Current medical training does not prepare physicians for the needs of disabled patients. Despite the prevalence of disability and this population’s increased healthcare utilization, a survey of internal medicine and family medicine residents found that only a quarter of residents reported ever having received any disability training.16 Moreover, of the half of emergency medicine residency programs that have any time dedicated to disability training, they report spending only 1.5 hours on it.17 This problem has been recognized globally for a long time. The first World Report on Disability conducted by the World Health Organization (WHO) in 2011 articulated the lack of necessary knowledge and skills of health care providers to meet healthcare needs of disabled patients. 11 This includes items such as providing accommodations, addressing common misconceptions and biases towards disabled patients, and teaching how to perform a physical exam for a patient who uses a wheelchair. These skills and knowledge are not evaluated on licensing examinations and attitudinal barriers are not considered in determining ability to provide care.18 This provides little incentive to incorporate disability training and disability etiquette into medical training. Even when disability is addressed in medical training, it is often through the medical model lens, in which disability is considered solely a deficit of the individual without addressing the built environment, ableism, and structural barriers that impact disabled patients’ health and wellbeing.19 The current medical training system is producing trainees who leave with little to no time dedicated to learning how to properly care for disabled patients and the issues they face, despite the large number of disabled patients they will care for.

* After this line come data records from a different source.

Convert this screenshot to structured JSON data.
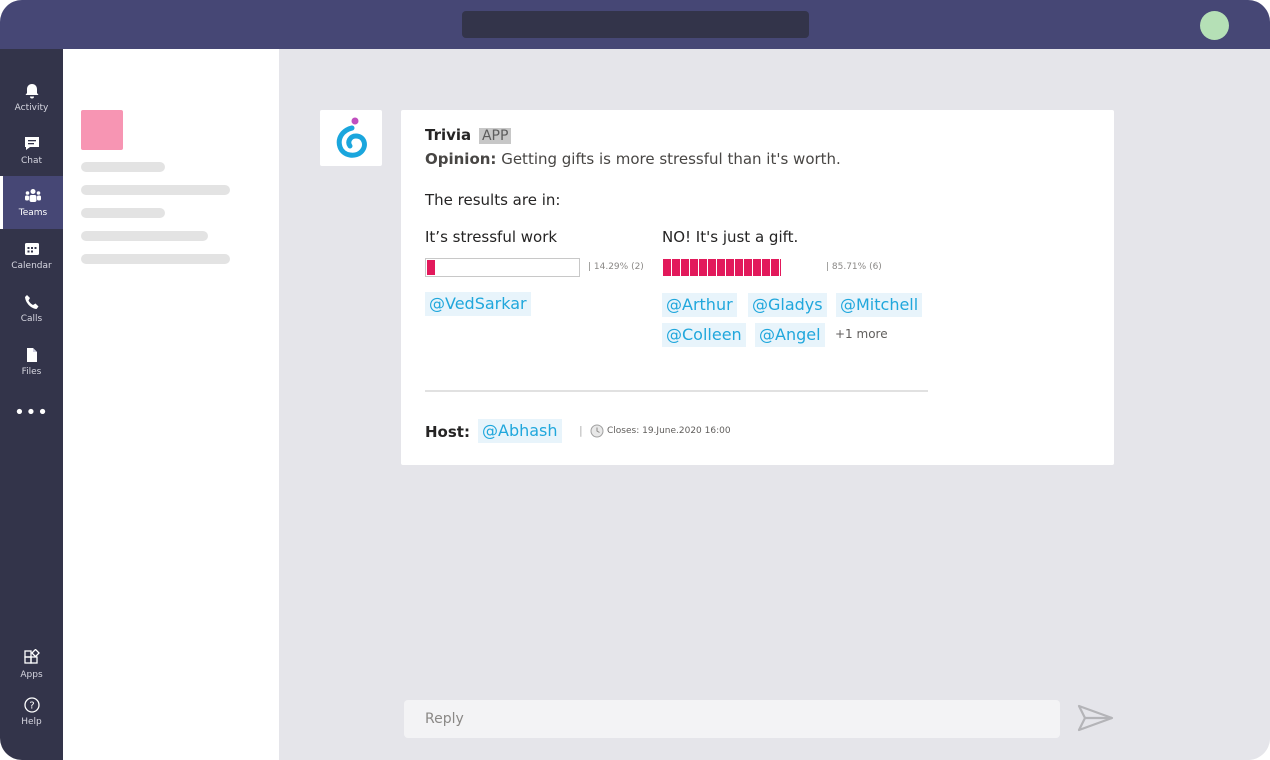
{
  "rail": {
    "items": [
      {
        "label": "Activity"
      },
      {
        "label": "Chat"
      },
      {
        "label": "Teams"
      },
      {
        "label": "Calendar"
      },
      {
        "label": "Calls"
      },
      {
        "label": "Files"
      }
    ],
    "more": "•••",
    "bottom": [
      {
        "label": "Apps"
      },
      {
        "label": "Help"
      }
    ]
  },
  "card": {
    "app_name": "Trivia",
    "app_badge": "APP",
    "opinion_label": "Opinion:",
    "opinion_text": " Getting gifts is more stressful than it's worth.",
    "results_title": "The results are in:",
    "options": [
      {
        "label": "It’s stressful work",
        "stat": "| 14.29% (2)",
        "percent": 14.29,
        "voters": [
          "@VedSarkar"
        ]
      },
      {
        "label": "NO! It's just a gift.",
        "stat": "| 85.71% (6)",
        "percent": 85.71,
        "voters": [
          "@Arthur",
          "@Gladys",
          "@Mitchell",
          "@Colleen",
          "@Angel"
        ],
        "more": "+1 more"
      }
    ],
    "host_label": "Host:",
    "host": "@Abhash",
    "separator": "|",
    "closes": "Closes: 19.June.2020 16:00"
  },
  "composer": {
    "placeholder": "Reply"
  },
  "colors": {
    "titlebar": "#464775",
    "rail": "#33344a",
    "bar": "#e2195b",
    "mention": "#20a7dc",
    "team_avatar": "#f795b3"
  }
}
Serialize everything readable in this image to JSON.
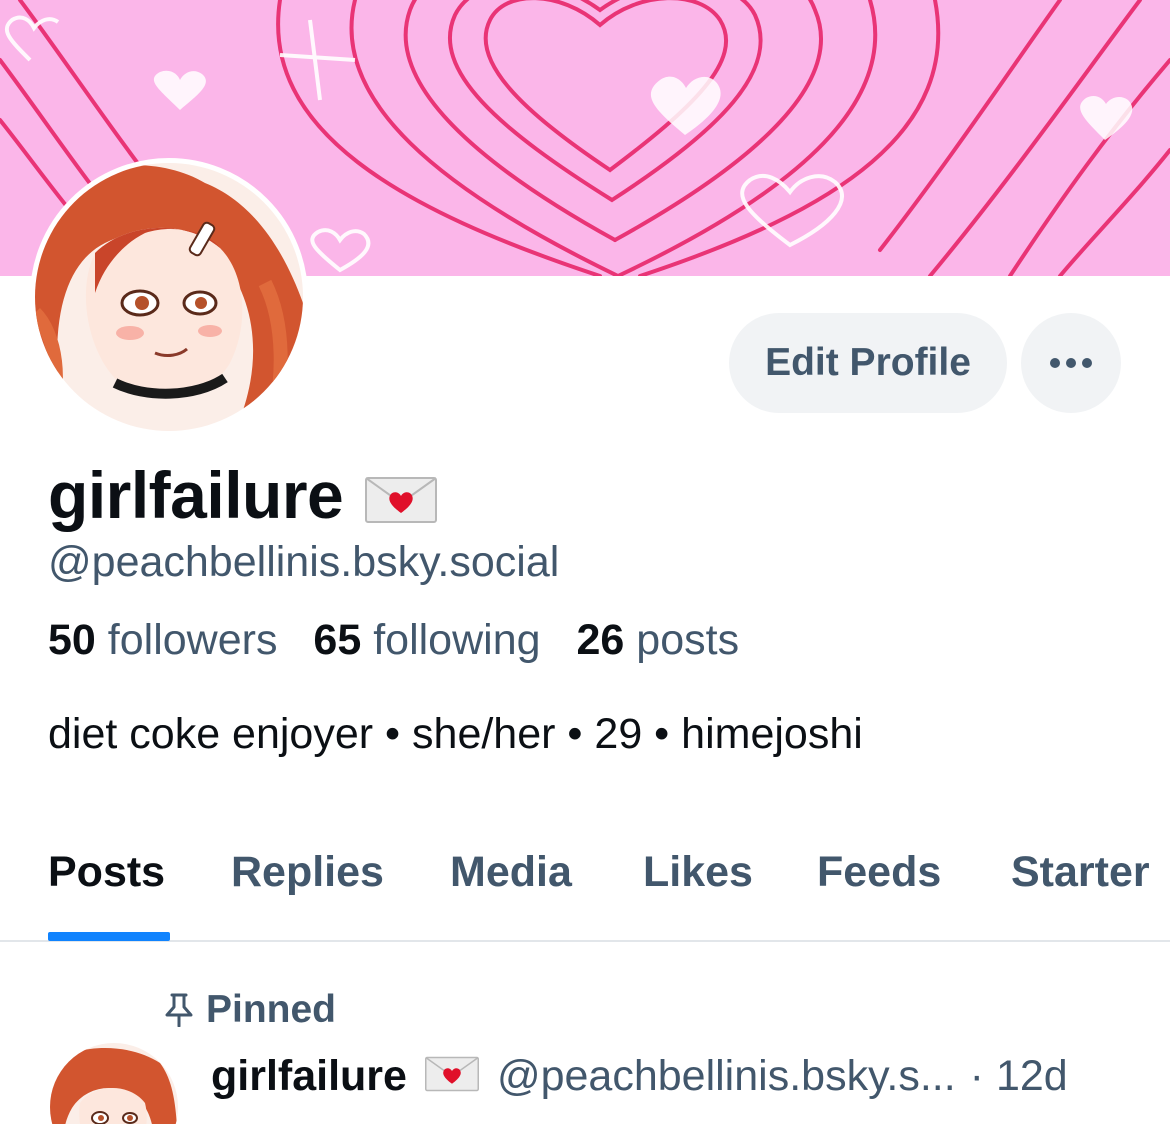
{
  "profile": {
    "display_name": "girlfailure",
    "name_emoji": "love-letter-emoji",
    "handle": "@peachbellinis.bsky.social",
    "bio": "diet coke enjoyer • she/her • 29 • himejoshi"
  },
  "stats": {
    "followers_count": "50",
    "followers_label": "followers",
    "following_count": "65",
    "following_label": "following",
    "posts_count": "26",
    "posts_label": "posts"
  },
  "actions": {
    "edit_profile": "Edit Profile",
    "more": "more-icon"
  },
  "tabs": [
    {
      "label": "Posts",
      "active": true
    },
    {
      "label": "Replies",
      "active": false
    },
    {
      "label": "Media",
      "active": false
    },
    {
      "label": "Likes",
      "active": false
    },
    {
      "label": "Feeds",
      "active": false
    },
    {
      "label": "Starter",
      "active": false
    }
  ],
  "pinned_post": {
    "pinned_label": "Pinned",
    "author_name": "girlfailure",
    "author_handle": "@peachbellinis.bsky.s...",
    "separator": "·",
    "time": "12d"
  },
  "colors": {
    "banner_pink": "#fbb6e9",
    "heart_red": "#e8266a",
    "accent_blue": "#1083fe",
    "muted_text": "#42576c"
  }
}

In response to this issue, some medical schools have started incorporating disability content into curricula. Many of these programs involve single sessions with some positive effects. For example, the University of South Carolina found that third-year medical students who attended a 90-minute session felt less “awkward” and “sorry for” disabled people,20 and the University of California San Francisco piloted a 2-hour session for first-year students involving a series of activities and discussions that students considered meaningful and relevant.21 While some content is better than none, it is more effective and far less “othering” to incorporate disability content across the years of medical school. For example, The Ohio State University’s Lead, Serve, Inspire curriculum includes content across all four years, including educational experiences incorporating disability in both clinical and community settings.22 They also partnered with the Alliance for Disability in Health Care Education to publish a set of core competencies for use across health professions.23 This trend is encouraging, but it is still a minority of medical schools with disability curricula and these curricula must expand programming past single lectures to a wider variety of formats, include direct interaction with disabled people, and consult disabled people in their design.
In fact, beyond simply being the object of education, disabled people themselves can directly contribute to this learning. A common approach to incorporate disabled people is through panel discussions. Depending on the choice of questions, these can give students insight into the everyday experience living with a disability. However, there are other ways to more fully allow disabled people to teach students how to provide appropriate care. Many medical schools use standardized or simulated patients (SPs) in which a well individual is trained and prepared to portray a patient with an illness. This allows students to build their skills and confidence prior to entering the clinical space. There are some institutions recognizing that disability is not simply a role to be played, but a lived experience to learn from, and so are training disabled people to serve as SPs.24 Many students, who noted having minimal to no prior experience with disabled patients, felt that working with disabled SPs was helpful in learning about the needs of disabled patients and improved targeted interviewing skills. While there were operational challenges, they were not insurmountable, and these individuals’ authenticity and expertise were considered worthwhile.24 Finally, to counter the “disability paradox,” it is important to allow students to have experiences that show how disabled people can have meaningful lives in the community.
In addition to having disabled people in patient and teaching roles, it is key to include disabled people in medicine itself. A 2019 study estimated 4.6% of medical students disclose a disability, 25 well below the 12% in overall graduate education.26 Many barriers hinder disabled individuals from pursuing careers in medicine. These include non-inclusive technical standards, lack of access to reasonable accommodations, and misconceptions about disabled physicians.27 In addition, studies estimate that ~40% of disabled medical students may not be disclosing their disabilities, with several structural and cultural barriers identified.28,29 This underrepresentation continues later in careers. Of 6,000 surveyed physicians, only 3.1% self-identified as having a disability.30 Many of these disabled physicians self-identified with multiple underrepresented identities which increases risk of experiencing bias, harassment, and discrimination, further underlining the importance of recognizing intersectionality in the disability community. Including more disabled people in medicine would not only benefit those who are enabled to join the profession but would also be an opportunity for nondisabled peers to learn directly from colleagues to challenge ableist assumptions.31 This would also give disabled patients increased likelihood of being seen by providers with whom they share an identity, something shown to lead to higher trust, satisfaction, and intention to adhere to treatment regimens.6